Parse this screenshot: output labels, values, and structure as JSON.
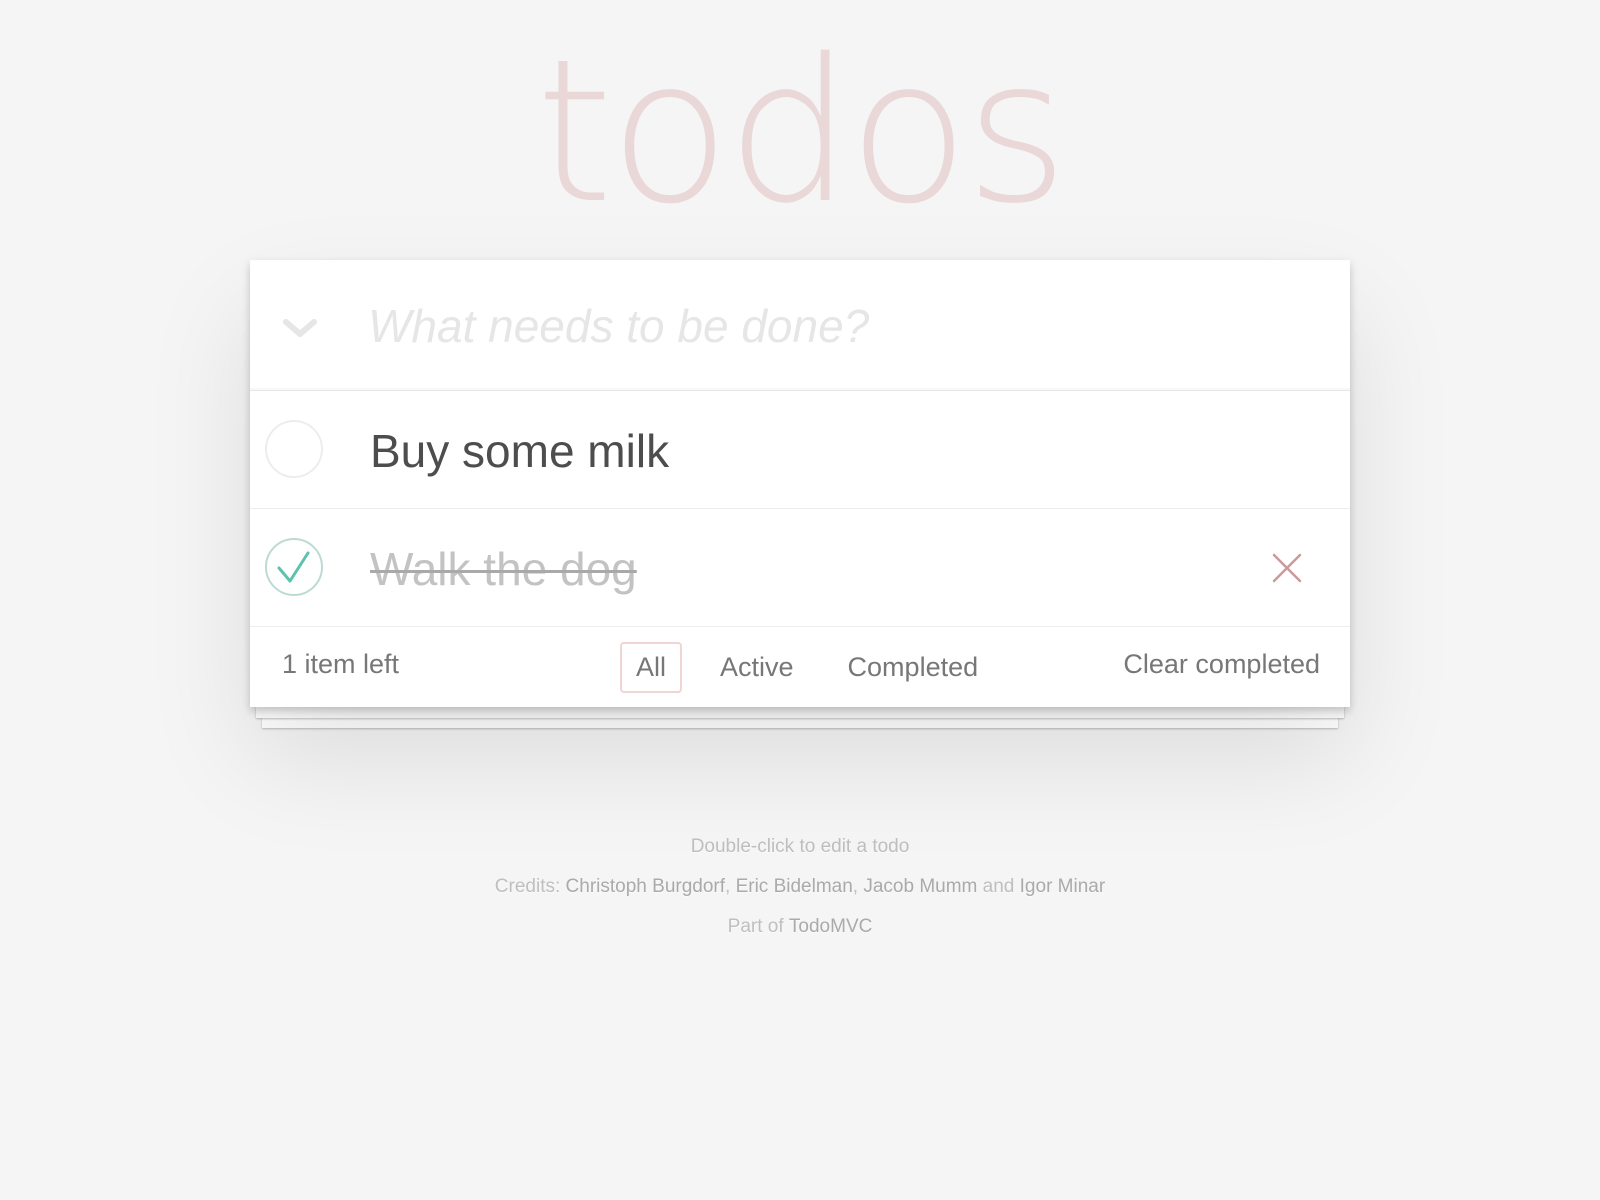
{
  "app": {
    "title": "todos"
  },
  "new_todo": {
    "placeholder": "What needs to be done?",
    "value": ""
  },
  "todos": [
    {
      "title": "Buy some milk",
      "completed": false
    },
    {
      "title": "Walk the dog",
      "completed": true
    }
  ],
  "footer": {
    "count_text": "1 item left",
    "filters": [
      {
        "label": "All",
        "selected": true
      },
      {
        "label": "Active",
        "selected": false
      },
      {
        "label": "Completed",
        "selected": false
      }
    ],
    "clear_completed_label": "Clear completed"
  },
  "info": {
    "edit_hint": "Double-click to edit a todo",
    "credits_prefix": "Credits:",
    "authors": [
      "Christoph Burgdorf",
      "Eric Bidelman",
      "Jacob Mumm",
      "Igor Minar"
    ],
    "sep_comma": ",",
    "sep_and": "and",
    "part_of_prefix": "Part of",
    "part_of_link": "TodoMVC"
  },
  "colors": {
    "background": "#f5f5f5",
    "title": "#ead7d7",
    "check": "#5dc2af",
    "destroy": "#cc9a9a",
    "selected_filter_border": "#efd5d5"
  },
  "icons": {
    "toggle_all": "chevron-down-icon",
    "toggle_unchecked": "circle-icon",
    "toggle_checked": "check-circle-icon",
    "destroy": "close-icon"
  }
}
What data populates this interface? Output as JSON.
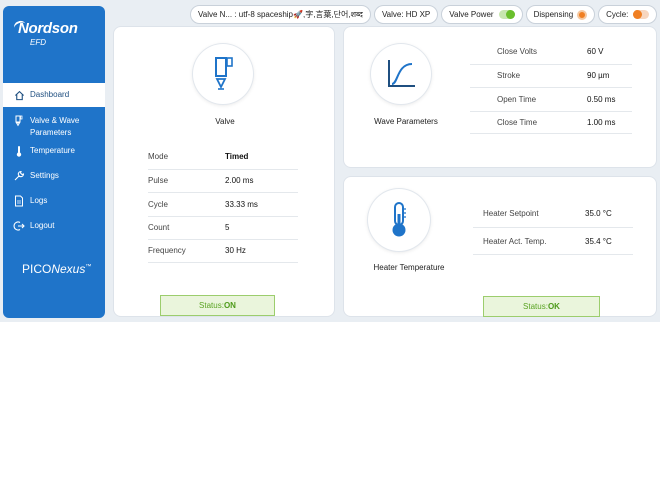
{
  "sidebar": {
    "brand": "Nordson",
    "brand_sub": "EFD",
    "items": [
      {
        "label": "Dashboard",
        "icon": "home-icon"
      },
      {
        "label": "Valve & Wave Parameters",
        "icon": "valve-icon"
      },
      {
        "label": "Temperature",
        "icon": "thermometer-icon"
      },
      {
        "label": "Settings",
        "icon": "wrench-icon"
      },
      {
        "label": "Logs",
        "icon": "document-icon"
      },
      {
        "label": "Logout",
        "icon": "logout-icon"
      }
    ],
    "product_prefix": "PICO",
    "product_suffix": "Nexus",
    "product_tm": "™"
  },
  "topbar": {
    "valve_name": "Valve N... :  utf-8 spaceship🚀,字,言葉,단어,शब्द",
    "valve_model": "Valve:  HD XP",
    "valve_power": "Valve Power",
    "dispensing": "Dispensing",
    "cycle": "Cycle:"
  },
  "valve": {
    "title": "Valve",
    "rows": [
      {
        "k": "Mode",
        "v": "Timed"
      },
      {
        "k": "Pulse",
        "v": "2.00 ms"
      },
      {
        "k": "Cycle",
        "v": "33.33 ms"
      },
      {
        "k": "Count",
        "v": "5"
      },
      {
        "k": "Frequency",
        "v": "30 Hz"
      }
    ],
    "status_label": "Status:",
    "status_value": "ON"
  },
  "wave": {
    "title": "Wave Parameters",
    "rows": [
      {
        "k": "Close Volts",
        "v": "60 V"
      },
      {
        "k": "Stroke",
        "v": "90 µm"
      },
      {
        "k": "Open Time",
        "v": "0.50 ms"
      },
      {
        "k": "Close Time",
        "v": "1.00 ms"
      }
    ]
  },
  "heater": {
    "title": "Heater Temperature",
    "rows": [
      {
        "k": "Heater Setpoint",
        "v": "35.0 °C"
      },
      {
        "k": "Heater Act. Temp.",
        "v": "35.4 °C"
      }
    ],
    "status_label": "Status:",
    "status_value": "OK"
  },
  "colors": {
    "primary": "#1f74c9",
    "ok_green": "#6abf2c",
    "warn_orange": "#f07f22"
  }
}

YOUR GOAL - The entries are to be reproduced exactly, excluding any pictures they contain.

ANSWER SECTION -
Parse this screenshot: output labels, values, and structure as JSON.
{
  "app": {
    "title": "todos"
  },
  "new_todo": {
    "placeholder": "What needs to be done?",
    "value": ""
  },
  "todos": [
    {
      "title": "Buy some milk",
      "completed": false
    },
    {
      "title": "Walk the dog",
      "completed": true
    }
  ],
  "footer": {
    "count_text": "1 item left",
    "filters": [
      {
        "label": "All",
        "selected": true
      },
      {
        "label": "Active",
        "selected": false
      },
      {
        "label": "Completed",
        "selected": false
      }
    ],
    "clear_completed_label": "Clear completed"
  },
  "info": {
    "edit_hint": "Double-click to edit a todo",
    "credits_prefix": "Credits:",
    "authors": [
      "Christoph Burgdorf",
      "Eric Bidelman",
      "Jacob Mumm",
      "Igor Minar"
    ],
    "sep_comma": ",",
    "sep_and": "and",
    "part_of_prefix": "Part of",
    "part_of_link": "TodoMVC"
  },
  "colors": {
    "background": "#f5f5f5",
    "title": "#ead7d7",
    "check": "#5dc2af",
    "destroy": "#cc9a9a",
    "selected_filter_border": "#efd5d5"
  },
  "icons": {
    "toggle_all": "chevron-down-icon",
    "toggle_unchecked": "circle-icon",
    "toggle_checked": "check-circle-icon",
    "destroy": "close-icon"
  }
}
What data populates this interface? Output as JSON.
{
  "sidebar": {
    "brand": "Nordson",
    "brand_sub": "EFD",
    "items": [
      {
        "label": "Dashboard",
        "icon": "home-icon"
      },
      {
        "label": "Valve & Wave Parameters",
        "icon": "valve-icon"
      },
      {
        "label": "Temperature",
        "icon": "thermometer-icon"
      },
      {
        "label": "Settings",
        "icon": "wrench-icon"
      },
      {
        "label": "Logs",
        "icon": "document-icon"
      },
      {
        "label": "Logout",
        "icon": "logout-icon"
      }
    ],
    "product_prefix": "PICO",
    "product_suffix": "Nexus",
    "product_tm": "™"
  },
  "topbar": {
    "valve_name": "Valve N... :  utf-8 spaceship🚀,字,言葉,단어,शब्द",
    "valve_model": "Valve:  HD XP",
    "valve_power": "Valve Power",
    "dispensing": "Dispensing",
    "cycle": "Cycle:"
  },
  "valve": {
    "title": "Valve",
    "rows": [
      {
        "k": "Mode",
        "v": "Timed"
      },
      {
        "k": "Pulse",
        "v": "2.00 ms"
      },
      {
        "k": "Cycle",
        "v": "33.33 ms"
      },
      {
        "k": "Count",
        "v": "5"
      },
      {
        "k": "Frequency",
        "v": "30 Hz"
      }
    ],
    "status_label": "Status:",
    "status_value": "ON"
  },
  "wave": {
    "title": "Wave Parameters",
    "rows": [
      {
        "k": "Close Volts",
        "v": "60 V"
      },
      {
        "k": "Stroke",
        "v": "90 µm"
      },
      {
        "k": "Open Time",
        "v": "0.50 ms"
      },
      {
        "k": "Close Time",
        "v": "1.00 ms"
      }
    ]
  },
  "heater": {
    "title": "Heater Temperature",
    "rows": [
      {
        "k": "Heater Setpoint",
        "v": "35.0 °C"
      },
      {
        "k": "Heater Act. Temp.",
        "v": "35.4 °C"
      }
    ],
    "status_label": "Status:",
    "status_value": "OK"
  },
  "colors": {
    "primary": "#1f74c9",
    "ok_green": "#6abf2c",
    "warn_orange": "#f07f22"
  }
}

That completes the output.